In all there are about 1,200 jobs in prospect for the Durham Employment Exchange area, whereas at the April count there were 948 registered unemployed. In addition, the Post Office Savings Department is to be moved to the Durham area. A start has already been made, and the Post Office hopes to build up a staff of 600 over the next eighteen months, over 400 of whom will he recruited locally. I can tell the hon. Member that the Post Office has informed me that 200 will be recruited locally this year, and that of the 400 or so jobs available locally over half are likely to be for men.

More jobs—particularly for men—are needed, but a good start has been made, and I believe that the prospects for the area as a whole are good. As the hon. Member has said, the rural district is surrounded by other local employment exchange areas, which are development districts, and there is considerable movement between these areas—Houghton-le- Spring, Haswell, Chester-le-Street, Spennymoor and Crook—and between these areas and the Durham rural district.
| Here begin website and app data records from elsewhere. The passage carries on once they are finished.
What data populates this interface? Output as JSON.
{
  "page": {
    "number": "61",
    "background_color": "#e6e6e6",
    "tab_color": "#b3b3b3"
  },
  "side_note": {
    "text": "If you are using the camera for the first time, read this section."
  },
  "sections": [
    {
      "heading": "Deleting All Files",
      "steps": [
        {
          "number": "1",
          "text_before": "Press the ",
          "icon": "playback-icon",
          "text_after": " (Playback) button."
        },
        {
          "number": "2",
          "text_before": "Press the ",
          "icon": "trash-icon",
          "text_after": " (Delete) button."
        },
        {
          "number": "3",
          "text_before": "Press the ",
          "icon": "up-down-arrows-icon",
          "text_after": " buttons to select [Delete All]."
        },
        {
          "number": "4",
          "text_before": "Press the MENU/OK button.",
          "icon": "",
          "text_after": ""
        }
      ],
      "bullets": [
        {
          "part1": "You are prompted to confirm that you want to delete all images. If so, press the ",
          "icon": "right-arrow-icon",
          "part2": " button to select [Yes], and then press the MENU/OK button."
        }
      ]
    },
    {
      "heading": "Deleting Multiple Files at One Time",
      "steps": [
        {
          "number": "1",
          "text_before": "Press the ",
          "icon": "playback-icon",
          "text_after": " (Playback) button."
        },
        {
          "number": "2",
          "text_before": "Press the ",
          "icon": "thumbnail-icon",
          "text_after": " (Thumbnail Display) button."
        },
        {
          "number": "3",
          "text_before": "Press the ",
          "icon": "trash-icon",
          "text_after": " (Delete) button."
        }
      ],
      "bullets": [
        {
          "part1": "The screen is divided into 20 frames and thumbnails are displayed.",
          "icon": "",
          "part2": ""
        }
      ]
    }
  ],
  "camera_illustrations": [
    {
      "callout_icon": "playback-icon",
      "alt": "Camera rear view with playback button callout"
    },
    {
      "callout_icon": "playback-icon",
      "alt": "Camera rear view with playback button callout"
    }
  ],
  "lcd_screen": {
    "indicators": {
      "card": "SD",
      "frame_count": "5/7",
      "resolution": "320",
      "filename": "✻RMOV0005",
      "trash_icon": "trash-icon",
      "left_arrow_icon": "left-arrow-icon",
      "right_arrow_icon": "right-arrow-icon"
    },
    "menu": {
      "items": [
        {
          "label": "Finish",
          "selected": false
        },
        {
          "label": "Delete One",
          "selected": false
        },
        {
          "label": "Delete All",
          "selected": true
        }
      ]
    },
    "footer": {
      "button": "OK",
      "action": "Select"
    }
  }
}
In practice, this means that virtually any worthwhile project in the rural Durham area would be eligible for assistance under the Local Employment Act to the extent that it would employ workers from the surrounding development districts. Development assisted in this way will clearly benefit the area as a whole, including rural Durham, even though it is not listed as a development district itself. Where residents of the Durham rural district register at nearby employment exchanges rather than at the Durham Employment Exchange they will obviously stand to benefit from projects assisted under the Act.

While my right hon. Friend could not agree to put the Durham rural district: area on the list of development districts at the present time, I can assure the hon. Member that this list is kept under constant review—

The Question having been proposed after Ten o'clock and the debate having continued for half an hour, Mr. SPEAKER adjourned the House without Question put, pursuant to the Standing Order.

Adjourned at four minutes to Twelve o'clock.